* _What is expected_:
For this task, retype the records below exactly.

Content starts

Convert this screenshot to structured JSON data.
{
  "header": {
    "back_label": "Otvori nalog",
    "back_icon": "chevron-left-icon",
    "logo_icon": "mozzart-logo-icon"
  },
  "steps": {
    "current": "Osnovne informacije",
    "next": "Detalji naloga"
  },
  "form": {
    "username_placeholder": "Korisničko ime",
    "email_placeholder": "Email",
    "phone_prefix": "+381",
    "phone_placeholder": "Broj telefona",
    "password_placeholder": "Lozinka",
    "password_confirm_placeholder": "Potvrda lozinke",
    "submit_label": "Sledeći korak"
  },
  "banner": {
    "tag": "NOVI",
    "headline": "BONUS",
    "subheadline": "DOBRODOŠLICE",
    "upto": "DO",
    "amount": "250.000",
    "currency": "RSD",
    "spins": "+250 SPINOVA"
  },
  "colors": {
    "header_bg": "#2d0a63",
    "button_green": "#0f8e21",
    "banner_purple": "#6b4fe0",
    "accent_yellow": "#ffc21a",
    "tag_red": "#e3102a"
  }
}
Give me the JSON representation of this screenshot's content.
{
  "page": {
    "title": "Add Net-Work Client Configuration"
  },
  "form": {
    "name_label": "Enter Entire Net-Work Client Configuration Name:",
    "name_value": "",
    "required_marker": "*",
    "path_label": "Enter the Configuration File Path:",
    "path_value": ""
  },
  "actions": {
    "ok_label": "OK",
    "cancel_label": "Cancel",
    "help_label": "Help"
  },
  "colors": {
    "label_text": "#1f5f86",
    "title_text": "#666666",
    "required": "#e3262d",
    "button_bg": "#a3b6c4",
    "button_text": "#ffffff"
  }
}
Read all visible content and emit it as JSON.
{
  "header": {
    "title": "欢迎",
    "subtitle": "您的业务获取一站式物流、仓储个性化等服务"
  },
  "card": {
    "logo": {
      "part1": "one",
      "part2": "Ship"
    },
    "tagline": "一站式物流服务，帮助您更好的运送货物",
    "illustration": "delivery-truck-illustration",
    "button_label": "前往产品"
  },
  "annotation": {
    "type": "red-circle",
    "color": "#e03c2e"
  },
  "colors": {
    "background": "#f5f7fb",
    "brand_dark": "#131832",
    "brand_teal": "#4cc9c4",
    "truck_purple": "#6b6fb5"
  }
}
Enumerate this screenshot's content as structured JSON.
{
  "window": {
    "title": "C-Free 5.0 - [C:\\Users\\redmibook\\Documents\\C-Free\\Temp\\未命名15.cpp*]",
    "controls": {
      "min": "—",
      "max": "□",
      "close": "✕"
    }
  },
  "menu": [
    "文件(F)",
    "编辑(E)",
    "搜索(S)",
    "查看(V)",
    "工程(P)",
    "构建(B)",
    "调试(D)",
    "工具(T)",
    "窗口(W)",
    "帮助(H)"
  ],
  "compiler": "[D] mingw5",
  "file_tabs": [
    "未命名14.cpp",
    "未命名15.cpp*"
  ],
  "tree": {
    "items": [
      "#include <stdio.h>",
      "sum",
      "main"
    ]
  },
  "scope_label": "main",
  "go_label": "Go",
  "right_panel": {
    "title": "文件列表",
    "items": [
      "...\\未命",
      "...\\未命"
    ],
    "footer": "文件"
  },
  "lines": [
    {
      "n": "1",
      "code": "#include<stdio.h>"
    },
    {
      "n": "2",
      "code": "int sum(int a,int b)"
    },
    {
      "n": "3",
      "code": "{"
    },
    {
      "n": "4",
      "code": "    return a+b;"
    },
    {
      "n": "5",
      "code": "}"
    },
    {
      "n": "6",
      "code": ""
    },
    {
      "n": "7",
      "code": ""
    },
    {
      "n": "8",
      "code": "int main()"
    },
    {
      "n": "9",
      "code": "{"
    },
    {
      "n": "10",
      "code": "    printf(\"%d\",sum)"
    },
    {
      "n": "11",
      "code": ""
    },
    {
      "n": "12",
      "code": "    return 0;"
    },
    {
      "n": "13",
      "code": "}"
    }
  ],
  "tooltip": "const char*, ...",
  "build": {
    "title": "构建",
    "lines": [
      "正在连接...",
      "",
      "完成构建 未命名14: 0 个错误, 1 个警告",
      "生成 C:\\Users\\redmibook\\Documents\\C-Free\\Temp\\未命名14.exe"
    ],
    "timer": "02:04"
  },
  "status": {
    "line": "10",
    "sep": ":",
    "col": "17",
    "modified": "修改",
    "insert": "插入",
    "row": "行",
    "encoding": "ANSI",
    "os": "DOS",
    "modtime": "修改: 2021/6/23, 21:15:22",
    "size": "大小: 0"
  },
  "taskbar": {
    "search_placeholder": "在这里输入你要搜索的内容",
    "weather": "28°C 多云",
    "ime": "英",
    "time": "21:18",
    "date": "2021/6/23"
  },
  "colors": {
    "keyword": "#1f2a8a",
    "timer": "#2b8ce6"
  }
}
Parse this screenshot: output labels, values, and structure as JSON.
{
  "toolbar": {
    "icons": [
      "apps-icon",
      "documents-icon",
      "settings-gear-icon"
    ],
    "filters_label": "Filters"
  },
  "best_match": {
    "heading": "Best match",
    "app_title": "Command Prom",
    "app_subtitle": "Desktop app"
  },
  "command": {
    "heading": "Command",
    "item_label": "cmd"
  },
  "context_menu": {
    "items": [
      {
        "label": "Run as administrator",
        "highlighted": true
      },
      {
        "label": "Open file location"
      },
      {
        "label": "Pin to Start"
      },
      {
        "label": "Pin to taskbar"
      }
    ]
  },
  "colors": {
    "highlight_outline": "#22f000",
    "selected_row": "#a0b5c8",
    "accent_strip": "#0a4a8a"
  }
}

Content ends

* _Answer to this exercise_:
Convert this screenshot to structured JSON data.
{
  "header": {
    "back_label": "Otvori nalog",
    "back_icon": "chevron-left-icon",
    "logo_icon": "mozzart-logo-icon"
  },
  "steps": {
    "current": "Osnovne informacije",
    "next": "Detalji naloga"
  },
  "form": {
    "username_placeholder": "Korisničko ime",
    "email_placeholder": "Email",
    "phone_prefix": "+381",
    "phone_placeholder": "Broj telefona",
    "password_placeholder": "Lozinka",
    "password_confirm_placeholder": "Potvrda lozinke",
    "submit_label": "Sledeći korak"
  },
  "banner": {
    "tag": "NOVI",
    "headline": "BONUS",
    "subheadline": "DOBRODOŠLICE",
    "upto": "DO",
    "amount": "250.000",
    "currency": "RSD",
    "spins": "+250 SPINOVA"
  },
  "colors": {
    "header_bg": "#2d0a63",
    "button_green": "#0f8e21",
    "banner_purple": "#6b4fe0",
    "accent_yellow": "#ffc21a",
    "tag_red": "#e3102a"
  }
}
Give me the JSON representation of this screenshot's content.
{
  "page": {
    "title": "Add Net-Work Client Configuration"
  },
  "form": {
    "name_label": "Enter Entire Net-Work Client Configuration Name:",
    "name_value": "",
    "required_marker": "*",
    "path_label": "Enter the Configuration File Path:",
    "path_value": ""
  },
  "actions": {
    "ok_label": "OK",
    "cancel_label": "Cancel",
    "help_label": "Help"
  },
  "colors": {
    "label_text": "#1f5f86",
    "title_text": "#666666",
    "required": "#e3262d",
    "button_bg": "#a3b6c4",
    "button_text": "#ffffff"
  }
}
Read all visible content and emit it as JSON.
{
  "header": {
    "title": "欢迎",
    "subtitle": "您的业务获取一站式物流、仓储个性化等服务"
  },
  "card": {
    "logo": {
      "part1": "one",
      "part2": "Ship"
    },
    "tagline": "一站式物流服务，帮助您更好的运送货物",
    "illustration": "delivery-truck-illustration",
    "button_label": "前往产品"
  },
  "annotation": {
    "type": "red-circle",
    "color": "#e03c2e"
  },
  "colors": {
    "background": "#f5f7fb",
    "brand_dark": "#131832",
    "brand_teal": "#4cc9c4",
    "truck_purple": "#6b6fb5"
  }
}
Enumerate this screenshot's content as structured JSON.
{
  "window": {
    "title": "C-Free 5.0 - [C:\\Users\\redmibook\\Documents\\C-Free\\Temp\\未命名15.cpp*]",
    "controls": {
      "min": "—",
      "max": "□",
      "close": "✕"
    }
  },
  "menu": [
    "文件(F)",
    "编辑(E)",
    "搜索(S)",
    "查看(V)",
    "工程(P)",
    "构建(B)",
    "调试(D)",
    "工具(T)",
    "窗口(W)",
    "帮助(H)"
  ],
  "compiler": "[D] mingw5",
  "file_tabs": [
    "未命名14.cpp",
    "未命名15.cpp*"
  ],
  "tree": {
    "items": [
      "#include <stdio.h>",
      "sum",
      "main"
    ]
  },
  "scope_label": "main",
  "go_label": "Go",
  "right_panel": {
    "title": "文件列表",
    "items": [
      "...\\未命",
      "...\\未命"
    ],
    "footer": "文件"
  },
  "lines": [
    {
      "n": "1",
      "code": "#include<stdio.h>"
    },
    {
      "n": "2",
      "code": "int sum(int a,int b)"
    },
    {
      "n": "3",
      "code": "{"
    },
    {
      "n": "4",
      "code": "    return a+b;"
    },
    {
      "n": "5",
      "code": "}"
    },
    {
      "n": "6",
      "code": ""
    },
    {
      "n": "7",
      "code": ""
    },
    {
      "n": "8",
      "code": "int main()"
    },
    {
      "n": "9",
      "code": "{"
    },
    {
      "n": "10",
      "code": "    printf(\"%d\",sum)"
    },
    {
      "n": "11",
      "code": ""
    },
    {
      "n": "12",
      "code": "    return 0;"
    },
    {
      "n": "13",
      "code": "}"
    }
  ],
  "tooltip": "const char*, ...",
  "build": {
    "title": "构建",
    "lines": [
      "正在连接...",
      "",
      "完成构建 未命名14: 0 个错误, 1 个警告",
      "生成 C:\\Users\\redmibook\\Documents\\C-Free\\Temp\\未命名14.exe"
    ],
    "timer": "02:04"
  },
  "status": {
    "line": "10",
    "sep": ":",
    "col": "17",
    "modified": "修改",
    "insert": "插入",
    "row": "行",
    "encoding": "ANSI",
    "os": "DOS",
    "modtime": "修改: 2021/6/23, 21:15:22",
    "size": "大小: 0"
  },
  "taskbar": {
    "search_placeholder": "在这里输入你要搜索的内容",
    "weather": "28°C 多云",
    "ime": "英",
    "time": "21:18",
    "date": "2021/6/23"
  },
  "colors": {
    "keyword": "#1f2a8a",
    "timer": "#2b8ce6"
  }
}
Parse this screenshot: output labels, values, and structure as JSON.
{
  "toolbar": {
    "icons": [
      "apps-icon",
      "documents-icon",
      "settings-gear-icon"
    ],
    "filters_label": "Filters"
  },
  "best_match": {
    "heading": "Best match",
    "app_title": "Command Prom",
    "app_subtitle": "Desktop app"
  },
  "command": {
    "heading": "Command",
    "item_label": "cmd"
  },
  "context_menu": {
    "items": [
      {
        "label": "Run as administrator",
        "highlighted": true
      },
      {
        "label": "Open file location"
      },
      {
        "label": "Pin to Start"
      },
      {
        "label": "Pin to taskbar"
      }
    ]
  },
  "colors": {
    "highlight_outline": "#22f000",
    "selected_row": "#a0b5c8",
    "accent_strip": "#0a4a8a"
  }
}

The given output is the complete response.